The Zika Vaccine Research Agenda & Pregnant Women

The Ethics Working Group on ZIKV Research & Pregnancy provides recommendations to ensure that pregnant women are responsibly and equitably included in the Zika virus vaccine research and development agenda.

__________________________________________

Zika virus vaccine development is proceeding rapidly, with a number of vaccine candidates already moving into Phase II clinical trials. These are trials that are designed to look for evidence of efficacy.

As the public health community races to develop Zika virus vaccines, now is a critical time to ensure that research and development efforts adequately address the needs of pregnant women and their offspring.

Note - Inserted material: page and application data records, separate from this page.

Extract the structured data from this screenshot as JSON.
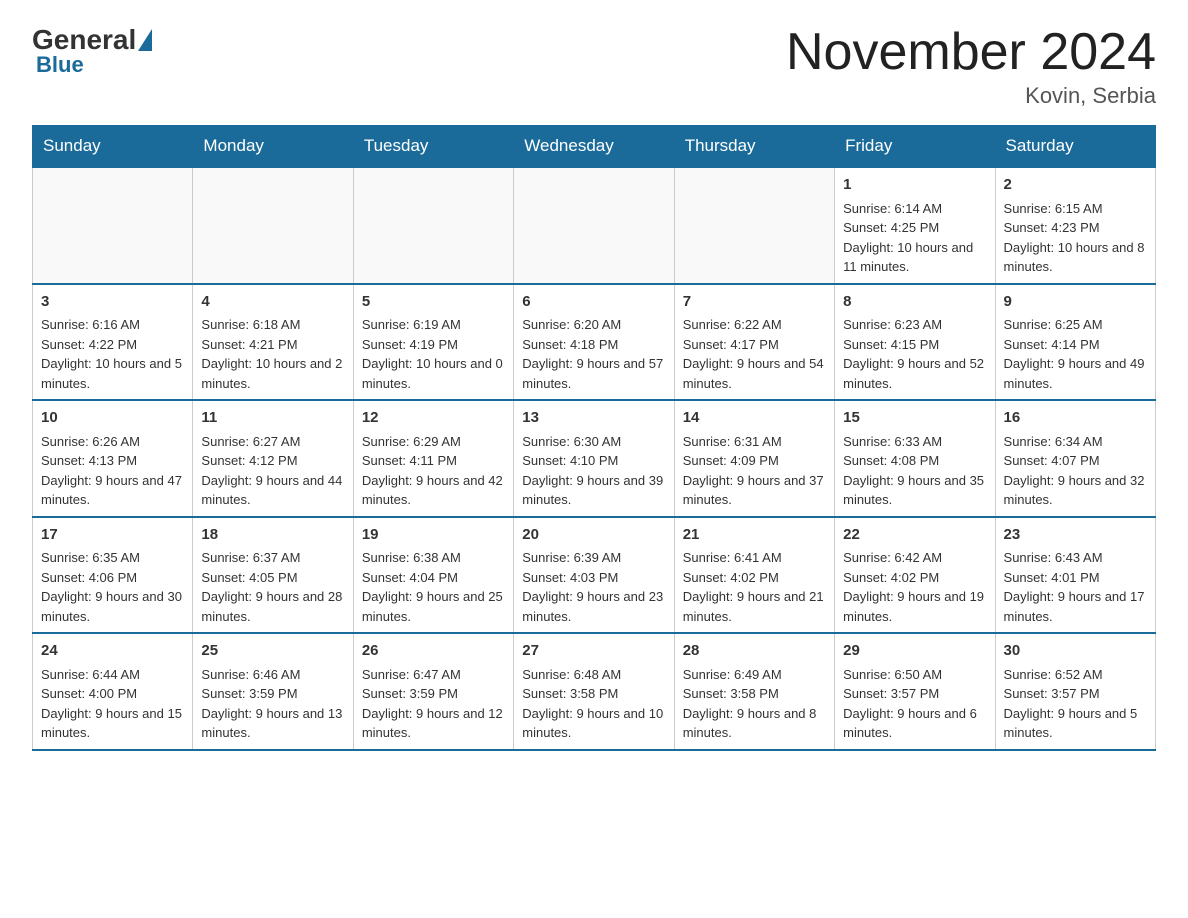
{
  "logo": {
    "general": "General",
    "blue": "Blue"
  },
  "title": "November 2024",
  "location": "Kovin, Serbia",
  "days_of_week": [
    "Sunday",
    "Monday",
    "Tuesday",
    "Wednesday",
    "Thursday",
    "Friday",
    "Saturday"
  ],
  "weeks": [
    [
      {
        "day": "",
        "info": ""
      },
      {
        "day": "",
        "info": ""
      },
      {
        "day": "",
        "info": ""
      },
      {
        "day": "",
        "info": ""
      },
      {
        "day": "",
        "info": ""
      },
      {
        "day": "1",
        "info": "Sunrise: 6:14 AM\nSunset: 4:25 PM\nDaylight: 10 hours and 11 minutes."
      },
      {
        "day": "2",
        "info": "Sunrise: 6:15 AM\nSunset: 4:23 PM\nDaylight: 10 hours and 8 minutes."
      }
    ],
    [
      {
        "day": "3",
        "info": "Sunrise: 6:16 AM\nSunset: 4:22 PM\nDaylight: 10 hours and 5 minutes."
      },
      {
        "day": "4",
        "info": "Sunrise: 6:18 AM\nSunset: 4:21 PM\nDaylight: 10 hours and 2 minutes."
      },
      {
        "day": "5",
        "info": "Sunrise: 6:19 AM\nSunset: 4:19 PM\nDaylight: 10 hours and 0 minutes."
      },
      {
        "day": "6",
        "info": "Sunrise: 6:20 AM\nSunset: 4:18 PM\nDaylight: 9 hours and 57 minutes."
      },
      {
        "day": "7",
        "info": "Sunrise: 6:22 AM\nSunset: 4:17 PM\nDaylight: 9 hours and 54 minutes."
      },
      {
        "day": "8",
        "info": "Sunrise: 6:23 AM\nSunset: 4:15 PM\nDaylight: 9 hours and 52 minutes."
      },
      {
        "day": "9",
        "info": "Sunrise: 6:25 AM\nSunset: 4:14 PM\nDaylight: 9 hours and 49 minutes."
      }
    ],
    [
      {
        "day": "10",
        "info": "Sunrise: 6:26 AM\nSunset: 4:13 PM\nDaylight: 9 hours and 47 minutes."
      },
      {
        "day": "11",
        "info": "Sunrise: 6:27 AM\nSunset: 4:12 PM\nDaylight: 9 hours and 44 minutes."
      },
      {
        "day": "12",
        "info": "Sunrise: 6:29 AM\nSunset: 4:11 PM\nDaylight: 9 hours and 42 minutes."
      },
      {
        "day": "13",
        "info": "Sunrise: 6:30 AM\nSunset: 4:10 PM\nDaylight: 9 hours and 39 minutes."
      },
      {
        "day": "14",
        "info": "Sunrise: 6:31 AM\nSunset: 4:09 PM\nDaylight: 9 hours and 37 minutes."
      },
      {
        "day": "15",
        "info": "Sunrise: 6:33 AM\nSunset: 4:08 PM\nDaylight: 9 hours and 35 minutes."
      },
      {
        "day": "16",
        "info": "Sunrise: 6:34 AM\nSunset: 4:07 PM\nDaylight: 9 hours and 32 minutes."
      }
    ],
    [
      {
        "day": "17",
        "info": "Sunrise: 6:35 AM\nSunset: 4:06 PM\nDaylight: 9 hours and 30 minutes."
      },
      {
        "day": "18",
        "info": "Sunrise: 6:37 AM\nSunset: 4:05 PM\nDaylight: 9 hours and 28 minutes."
      },
      {
        "day": "19",
        "info": "Sunrise: 6:38 AM\nSunset: 4:04 PM\nDaylight: 9 hours and 25 minutes."
      },
      {
        "day": "20",
        "info": "Sunrise: 6:39 AM\nSunset: 4:03 PM\nDaylight: 9 hours and 23 minutes."
      },
      {
        "day": "21",
        "info": "Sunrise: 6:41 AM\nSunset: 4:02 PM\nDaylight: 9 hours and 21 minutes."
      },
      {
        "day": "22",
        "info": "Sunrise: 6:42 AM\nSunset: 4:02 PM\nDaylight: 9 hours and 19 minutes."
      },
      {
        "day": "23",
        "info": "Sunrise: 6:43 AM\nSunset: 4:01 PM\nDaylight: 9 hours and 17 minutes."
      }
    ],
    [
      {
        "day": "24",
        "info": "Sunrise: 6:44 AM\nSunset: 4:00 PM\nDaylight: 9 hours and 15 minutes."
      },
      {
        "day": "25",
        "info": "Sunrise: 6:46 AM\nSunset: 3:59 PM\nDaylight: 9 hours and 13 minutes."
      },
      {
        "day": "26",
        "info": "Sunrise: 6:47 AM\nSunset: 3:59 PM\nDaylight: 9 hours and 12 minutes."
      },
      {
        "day": "27",
        "info": "Sunrise: 6:48 AM\nSunset: 3:58 PM\nDaylight: 9 hours and 10 minutes."
      },
      {
        "day": "28",
        "info": "Sunrise: 6:49 AM\nSunset: 3:58 PM\nDaylight: 9 hours and 8 minutes."
      },
      {
        "day": "29",
        "info": "Sunrise: 6:50 AM\nSunset: 3:57 PM\nDaylight: 9 hours and 6 minutes."
      },
      {
        "day": "30",
        "info": "Sunrise: 6:52 AM\nSunset: 3:57 PM\nDaylight: 9 hours and 5 minutes."
      }
    ]
  ]
}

To this end, the Ethics Working Group on ZIKV Research & Pregnancy, an interdisciplinary group of international experts in vaccinology, maternal and child health, public health and ethics, has developed Ethics Guidance for including the needs and interests of pregnant women and their offspring in the Zika virus vaccine research and development agenda: Pregnant Women & the Zika Virus Vaccine Research Agenda: Ethics Guidance on Priorities, Inclusion, and Evidence Generation.

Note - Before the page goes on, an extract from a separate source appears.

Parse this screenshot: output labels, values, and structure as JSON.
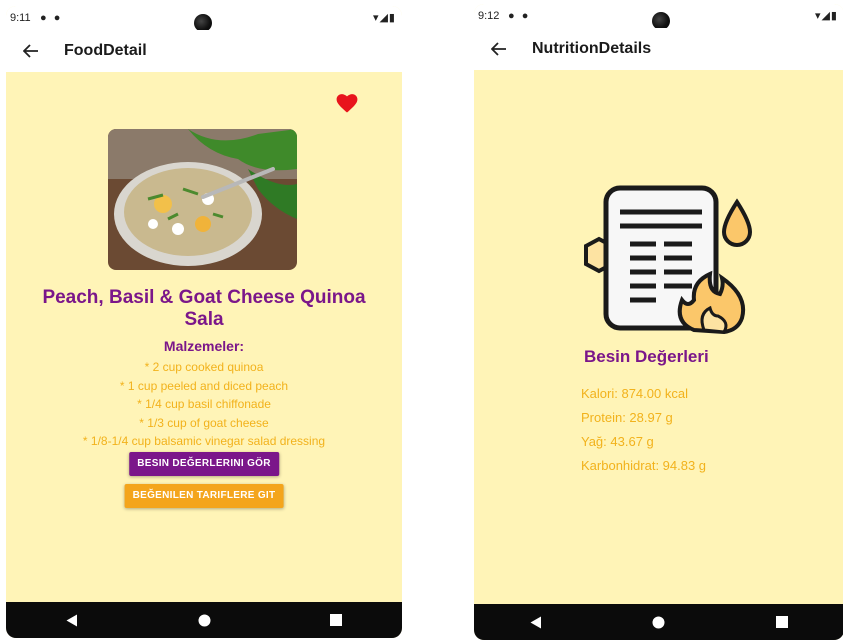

A vial of the NIAID Zika Virus Investigational DNA Vaccine, taken at the NIAID Vaccine Research Center’s Pilot Plant in Frederick, Maryland. Credit: NIAID

This Ethics Guidance argues that global concern about the devastating effects of Zika virus infection in pregnancy for normal fetal development, pregnant women and their offspring is not enough. Pregnant women and their babies should also be front and center in Zika virus vaccine development.

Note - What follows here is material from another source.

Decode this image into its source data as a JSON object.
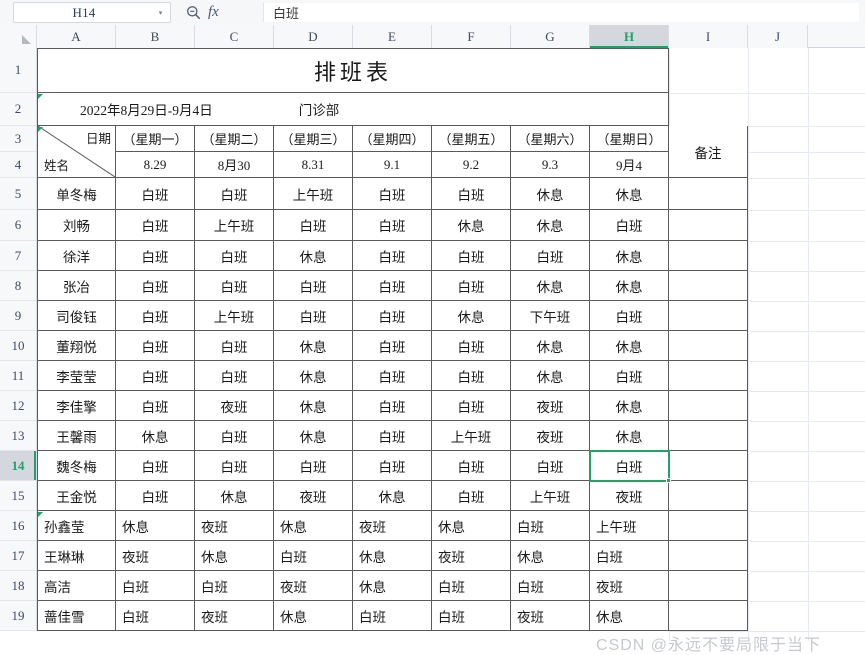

Unless specific actions recommended by the Working Group are taken soon, pregnant women and their offspring will not be able to share fairly in the benefits of whichever vaccines prove efficacious. They and their clinicians will lack the evidence they need to make informed decisions about using these vaccines.

Conducting research studies with pregnant women has been historically challenging and ethically complex. The vast majority of clinical trials for all biomedical interventions, including vaccines, have excluded pregnant women from studies. As a consequence, many drugs and biologics enter the market with little to no data on safety and efficacy in pregnancy – and it can take decades to generate this evidence post-authorization. The Working Group’s Ethics Guidance provides a pathway for a more proactive and inclusive approach for Zika virus vaccine development.

The Ethics Guidance tackles two critical questions: (1) What specifically is required to ensure that the interests of pregnant women and their offspring are adequately protected and fairly taken into account in the Zika virus vaccine research agenda? (2) Under what conditions is it ethically acceptable, if not required, to include pregnant women in Zika virus efficacy trials?

To address these questions, the Ethics Guidance includes three moral imperatives and concrete recommendations. These recommendations are directed to policymakers, research funders, researchers, oversight bodies, regulatory authorities and the global public health community. We recommend that they: pursue and prioritize development of Zika virus vaccines that will be acceptable for use during pregnancy; ensure timely collection of data to inform judgments about safety and efficacy of Zika virus vaccine administration in pregnancy; and ensure pregnant women have fair access to participate in Zika virus vaccine trials that offer the prospect of direct benefits.

Zika virus vaccines are expected to be a critical part of the response to prevent future Zika virus outbreaks and epidemics. Adequately addressing the specific interests of pregnant women in Zika virus vaccine research and development efforts is not only essential to mitigating the potential harms faced by pregnant women and their offspring, it is also a matter of justice and respect.

Through concerted and proactive efforts, we can ensure that pregnant women are responsibly and equitably included in Zika virus vaccine research and development efforts and that, as a consequence, pregnant women and their offspring will benefit from the global investment in Zika virus vaccines.

__________________________________________

The Ethics Working Group on ZIKV Research & Pregnancy is 15-member Working Group comprised of international experts in bioethics, public health, philosophy, pediatrics, obstetrics, maternal-fetal medicine, vaccine research, and maternal immunization tasked with developing concrete ethics guidance for including the needs and interests of pregnant women in the Zika virus vaccine research agenda. @pregnancyethics

 

Also published on IJFAB: The Bog.